What you are asked to do: Scan the data below and state how many of its lines contain the word "title", giving only the figure.

Listed records:
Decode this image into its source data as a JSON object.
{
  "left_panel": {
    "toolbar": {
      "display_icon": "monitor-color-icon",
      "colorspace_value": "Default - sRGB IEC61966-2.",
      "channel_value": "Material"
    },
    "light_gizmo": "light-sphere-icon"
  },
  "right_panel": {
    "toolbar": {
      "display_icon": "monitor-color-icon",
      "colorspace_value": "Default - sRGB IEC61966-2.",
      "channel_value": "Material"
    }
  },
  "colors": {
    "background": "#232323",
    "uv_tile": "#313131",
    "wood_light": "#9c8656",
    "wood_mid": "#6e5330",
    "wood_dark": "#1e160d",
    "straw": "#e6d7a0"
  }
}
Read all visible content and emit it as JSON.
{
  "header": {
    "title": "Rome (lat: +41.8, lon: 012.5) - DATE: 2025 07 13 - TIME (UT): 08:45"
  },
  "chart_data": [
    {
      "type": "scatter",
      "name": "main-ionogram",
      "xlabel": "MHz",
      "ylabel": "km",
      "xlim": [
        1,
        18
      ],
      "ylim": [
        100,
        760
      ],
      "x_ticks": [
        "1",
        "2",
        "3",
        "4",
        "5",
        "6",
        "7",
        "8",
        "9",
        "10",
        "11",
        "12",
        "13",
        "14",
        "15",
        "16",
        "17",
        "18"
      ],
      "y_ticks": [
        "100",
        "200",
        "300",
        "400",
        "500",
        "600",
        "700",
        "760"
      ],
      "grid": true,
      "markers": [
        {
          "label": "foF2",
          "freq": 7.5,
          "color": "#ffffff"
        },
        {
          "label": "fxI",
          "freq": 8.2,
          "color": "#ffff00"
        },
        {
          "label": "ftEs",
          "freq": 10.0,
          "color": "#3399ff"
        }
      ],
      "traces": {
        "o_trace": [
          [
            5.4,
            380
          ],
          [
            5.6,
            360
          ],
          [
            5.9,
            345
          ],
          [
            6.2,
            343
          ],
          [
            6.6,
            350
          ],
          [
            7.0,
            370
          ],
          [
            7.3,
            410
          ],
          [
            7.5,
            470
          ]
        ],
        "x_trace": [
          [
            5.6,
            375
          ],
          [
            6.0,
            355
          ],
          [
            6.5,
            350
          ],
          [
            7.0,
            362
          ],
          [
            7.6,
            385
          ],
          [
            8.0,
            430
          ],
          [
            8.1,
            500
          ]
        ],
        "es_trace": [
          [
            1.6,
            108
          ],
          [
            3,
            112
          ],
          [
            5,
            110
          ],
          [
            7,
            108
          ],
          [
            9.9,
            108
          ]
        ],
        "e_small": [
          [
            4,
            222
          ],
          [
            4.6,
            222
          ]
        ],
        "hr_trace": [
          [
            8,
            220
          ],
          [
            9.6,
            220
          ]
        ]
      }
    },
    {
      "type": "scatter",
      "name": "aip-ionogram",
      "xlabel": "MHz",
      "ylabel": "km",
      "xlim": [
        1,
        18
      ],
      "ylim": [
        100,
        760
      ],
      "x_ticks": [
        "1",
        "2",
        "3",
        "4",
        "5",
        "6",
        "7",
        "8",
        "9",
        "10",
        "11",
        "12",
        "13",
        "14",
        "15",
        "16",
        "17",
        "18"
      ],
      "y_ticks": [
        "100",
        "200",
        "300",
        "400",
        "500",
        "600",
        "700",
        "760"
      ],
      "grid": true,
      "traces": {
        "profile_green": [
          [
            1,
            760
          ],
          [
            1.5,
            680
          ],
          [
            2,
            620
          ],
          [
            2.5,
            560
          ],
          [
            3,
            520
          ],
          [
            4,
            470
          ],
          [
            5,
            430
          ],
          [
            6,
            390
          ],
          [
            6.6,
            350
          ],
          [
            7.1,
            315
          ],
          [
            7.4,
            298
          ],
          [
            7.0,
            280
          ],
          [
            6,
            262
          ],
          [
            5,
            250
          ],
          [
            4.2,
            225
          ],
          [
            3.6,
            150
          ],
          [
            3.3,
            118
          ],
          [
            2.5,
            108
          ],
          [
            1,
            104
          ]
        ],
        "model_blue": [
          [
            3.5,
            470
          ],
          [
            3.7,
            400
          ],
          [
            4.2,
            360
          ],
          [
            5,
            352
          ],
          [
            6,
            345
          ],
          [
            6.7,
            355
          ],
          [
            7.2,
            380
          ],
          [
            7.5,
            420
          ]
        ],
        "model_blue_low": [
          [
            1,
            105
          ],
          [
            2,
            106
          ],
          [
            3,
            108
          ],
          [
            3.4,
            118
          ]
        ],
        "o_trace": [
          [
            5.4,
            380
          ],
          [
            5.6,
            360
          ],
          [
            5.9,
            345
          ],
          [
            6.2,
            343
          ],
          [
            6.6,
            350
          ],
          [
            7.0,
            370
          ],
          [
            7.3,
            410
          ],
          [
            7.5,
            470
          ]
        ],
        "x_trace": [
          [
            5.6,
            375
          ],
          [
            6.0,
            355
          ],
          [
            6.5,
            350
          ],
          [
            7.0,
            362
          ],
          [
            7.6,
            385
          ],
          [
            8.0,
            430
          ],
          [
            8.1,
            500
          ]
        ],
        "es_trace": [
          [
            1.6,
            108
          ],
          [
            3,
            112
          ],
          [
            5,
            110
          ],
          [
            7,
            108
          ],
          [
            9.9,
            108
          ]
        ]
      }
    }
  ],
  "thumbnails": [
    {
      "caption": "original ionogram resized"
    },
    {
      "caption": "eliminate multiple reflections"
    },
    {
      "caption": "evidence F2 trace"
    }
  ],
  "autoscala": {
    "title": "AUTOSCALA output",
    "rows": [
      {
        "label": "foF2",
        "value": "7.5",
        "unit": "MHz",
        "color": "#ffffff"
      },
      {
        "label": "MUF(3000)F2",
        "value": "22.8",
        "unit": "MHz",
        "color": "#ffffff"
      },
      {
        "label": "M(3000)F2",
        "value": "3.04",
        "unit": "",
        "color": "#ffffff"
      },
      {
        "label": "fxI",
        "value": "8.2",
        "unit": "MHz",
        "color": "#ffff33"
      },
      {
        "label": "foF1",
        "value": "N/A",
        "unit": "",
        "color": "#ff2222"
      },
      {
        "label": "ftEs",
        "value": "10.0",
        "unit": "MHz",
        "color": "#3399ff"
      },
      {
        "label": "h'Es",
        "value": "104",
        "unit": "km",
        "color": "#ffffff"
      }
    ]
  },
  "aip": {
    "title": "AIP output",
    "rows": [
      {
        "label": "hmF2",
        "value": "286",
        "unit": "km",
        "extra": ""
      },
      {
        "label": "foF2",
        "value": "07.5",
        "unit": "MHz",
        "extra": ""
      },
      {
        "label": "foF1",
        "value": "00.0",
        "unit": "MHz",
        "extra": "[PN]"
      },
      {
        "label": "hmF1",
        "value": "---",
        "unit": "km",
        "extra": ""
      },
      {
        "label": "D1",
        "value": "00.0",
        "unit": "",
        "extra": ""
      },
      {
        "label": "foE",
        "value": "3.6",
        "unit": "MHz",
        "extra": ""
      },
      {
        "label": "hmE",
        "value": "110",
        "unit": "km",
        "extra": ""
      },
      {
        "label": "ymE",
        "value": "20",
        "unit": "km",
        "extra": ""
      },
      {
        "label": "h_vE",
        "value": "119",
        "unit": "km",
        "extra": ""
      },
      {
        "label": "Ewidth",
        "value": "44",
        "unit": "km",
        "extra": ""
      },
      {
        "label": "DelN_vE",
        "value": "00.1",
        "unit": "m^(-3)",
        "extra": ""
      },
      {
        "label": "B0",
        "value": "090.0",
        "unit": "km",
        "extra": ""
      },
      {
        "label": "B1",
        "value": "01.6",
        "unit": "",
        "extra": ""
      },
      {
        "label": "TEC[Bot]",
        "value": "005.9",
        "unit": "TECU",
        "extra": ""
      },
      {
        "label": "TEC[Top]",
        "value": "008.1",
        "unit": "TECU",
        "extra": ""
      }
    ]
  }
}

Written answer: 3